on 30 March 2003
At first, the level of detail and amount of existing knowledge required by this book seemed very daunting, especially as I was almost completely unacquainted with some of the subject matter. Therefore I recommend that, to fully appreciate it, you obtain a basic knowledge of all three main periods beforehand.
However once the narrative moved into the sixteenth century, which I know much better, I could appreciate the analysis of the events, rather than simply understanding what happened. It was particularly refreshing to read about aspects of Henry VIII's reign other than his wives, who often seem to take centre stage.
I have just finished reading this book from cover-to-cover, but I think it would be just as well suited to research or 'dipping in to', since the narrative is divided into parts, then chapters, then sub-chapters of just a few pages. Although I enjoyed reading it as a story, I must warn that it is of a completely different style to, say, Alison Weir, and less suited to general interest. This is mainly down to the former knowledge required, and extensive untranslated quotes in Latin.

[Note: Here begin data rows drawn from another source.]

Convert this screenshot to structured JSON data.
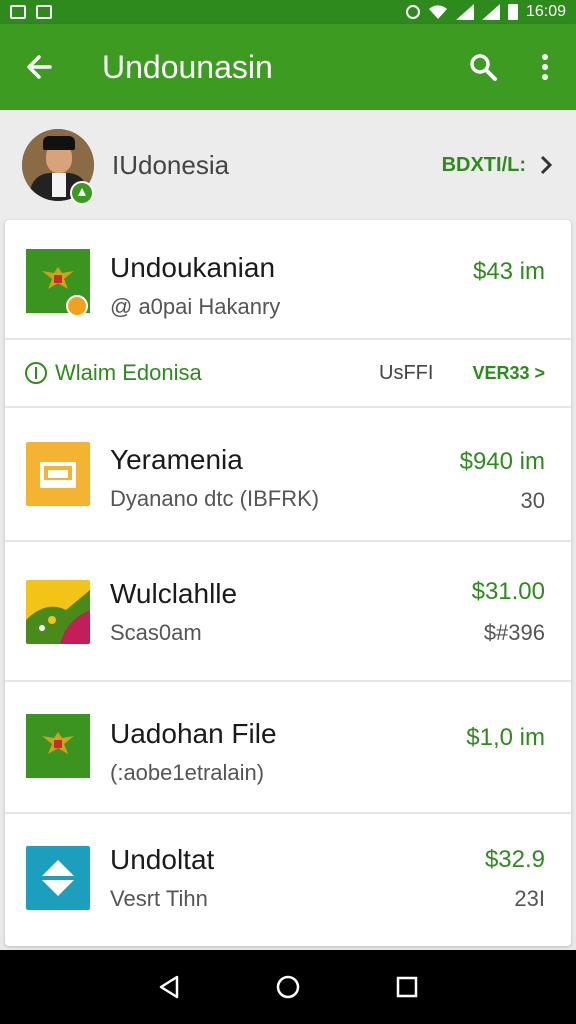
{
  "status_bar": {
    "time": "16:09",
    "icons": [
      "notification-icon",
      "gallery-icon",
      "alarm-icon",
      "wifi-icon",
      "signal-icon",
      "signal-icon",
      "battery-icon"
    ]
  },
  "app_bar": {
    "title": "Undounasin",
    "back_icon": "arrow-back-icon",
    "search_icon": "search-icon",
    "menu_icon": "more-vert-icon"
  },
  "profile": {
    "name": "IUdonesia",
    "action_label": "BDXTI/L:"
  },
  "rows": [
    {
      "title": "Undoukanian",
      "subtitle": "@ a0pai Hakanry",
      "price": "$43 im",
      "thumb": "emblem"
    },
    {
      "title": "Yeramenia",
      "subtitle": "Dyanano dtc (IBFRK)",
      "price": "$940 im",
      "qty": "30",
      "thumb": "orange"
    },
    {
      "title": "Wulclahlle",
      "subtitle": "Scas0am",
      "price": "$31.00",
      "qty": "$#396",
      "thumb": "multicolor"
    },
    {
      "title": "Uadohan File",
      "subtitle": "(:aobe1etralain)",
      "price": "$1,0 im",
      "thumb": "emblem"
    },
    {
      "title": "Undoltat",
      "subtitle": "Vesrt Tihn",
      "price": "$32.9",
      "qty": "23I",
      "thumb": "teal"
    }
  ],
  "filter_bar": {
    "left_label": "Wlaim Edonisa",
    "mid_label": "UsFFI",
    "right_label": "VER33 >"
  },
  "colors": {
    "app_bar": "#3d9b22",
    "status_bar": "#2f8a1e",
    "accent_green": "#2f8a1e",
    "orange": "#f4b331",
    "teal": "#1c9fbd"
  }
}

I cannot comment as a professional historian, but I'm sure they would appreciate factors I didn't even notice. However this book is well suited to people who have read a range of popular history books and watched David Starkey on TV, and now require something more challenging. After all this is not simply a list of events or a series of biographies, it is an analysis of the relationship between crown and nobility, so the background knowledge is taken for granted, and built upon by using it to support a theory.